> About this task
For the word "JSON", report how many lines of the records below contain it, and nothing more.

> Stored data
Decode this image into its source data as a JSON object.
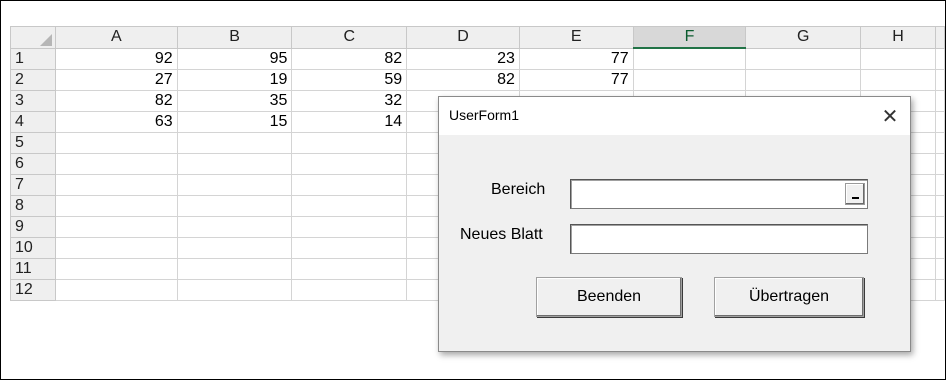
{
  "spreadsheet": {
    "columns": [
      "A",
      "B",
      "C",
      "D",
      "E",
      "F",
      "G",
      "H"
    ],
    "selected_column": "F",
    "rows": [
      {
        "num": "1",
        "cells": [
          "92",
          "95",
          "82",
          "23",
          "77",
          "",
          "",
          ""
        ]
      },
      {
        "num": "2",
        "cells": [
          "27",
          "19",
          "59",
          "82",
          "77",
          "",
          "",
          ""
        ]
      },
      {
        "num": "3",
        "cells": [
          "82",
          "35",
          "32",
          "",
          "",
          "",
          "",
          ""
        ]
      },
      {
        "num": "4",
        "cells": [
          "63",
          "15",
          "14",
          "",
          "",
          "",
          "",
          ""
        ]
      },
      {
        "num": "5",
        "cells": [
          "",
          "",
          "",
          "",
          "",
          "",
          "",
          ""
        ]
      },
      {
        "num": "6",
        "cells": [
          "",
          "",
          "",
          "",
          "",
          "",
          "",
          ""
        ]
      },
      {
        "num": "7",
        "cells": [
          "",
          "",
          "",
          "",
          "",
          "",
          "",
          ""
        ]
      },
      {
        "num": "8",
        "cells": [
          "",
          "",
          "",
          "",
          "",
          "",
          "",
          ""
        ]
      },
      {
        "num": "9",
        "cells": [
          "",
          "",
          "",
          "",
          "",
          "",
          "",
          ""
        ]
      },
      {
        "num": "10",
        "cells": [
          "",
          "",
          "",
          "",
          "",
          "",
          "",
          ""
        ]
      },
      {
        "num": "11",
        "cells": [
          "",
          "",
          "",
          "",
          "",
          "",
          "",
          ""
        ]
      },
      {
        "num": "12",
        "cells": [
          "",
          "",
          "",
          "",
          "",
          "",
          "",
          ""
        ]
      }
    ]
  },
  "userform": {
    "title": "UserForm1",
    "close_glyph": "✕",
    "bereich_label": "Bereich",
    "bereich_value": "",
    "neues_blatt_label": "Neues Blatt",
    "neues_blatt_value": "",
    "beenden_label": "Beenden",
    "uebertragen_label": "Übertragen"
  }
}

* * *

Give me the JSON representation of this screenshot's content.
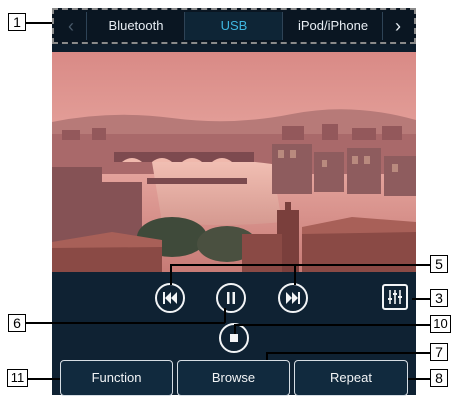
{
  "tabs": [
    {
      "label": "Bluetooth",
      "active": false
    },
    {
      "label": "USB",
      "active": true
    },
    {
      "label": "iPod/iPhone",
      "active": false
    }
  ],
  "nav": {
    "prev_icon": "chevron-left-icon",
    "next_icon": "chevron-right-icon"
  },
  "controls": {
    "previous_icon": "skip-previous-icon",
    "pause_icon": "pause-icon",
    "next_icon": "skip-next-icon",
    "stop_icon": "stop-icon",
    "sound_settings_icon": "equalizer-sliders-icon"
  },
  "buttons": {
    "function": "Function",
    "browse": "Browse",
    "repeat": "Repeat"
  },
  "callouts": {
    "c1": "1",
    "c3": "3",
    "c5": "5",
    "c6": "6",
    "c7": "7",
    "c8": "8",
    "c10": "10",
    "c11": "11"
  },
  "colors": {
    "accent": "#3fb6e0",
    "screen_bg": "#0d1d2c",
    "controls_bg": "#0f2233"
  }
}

> Final answer
2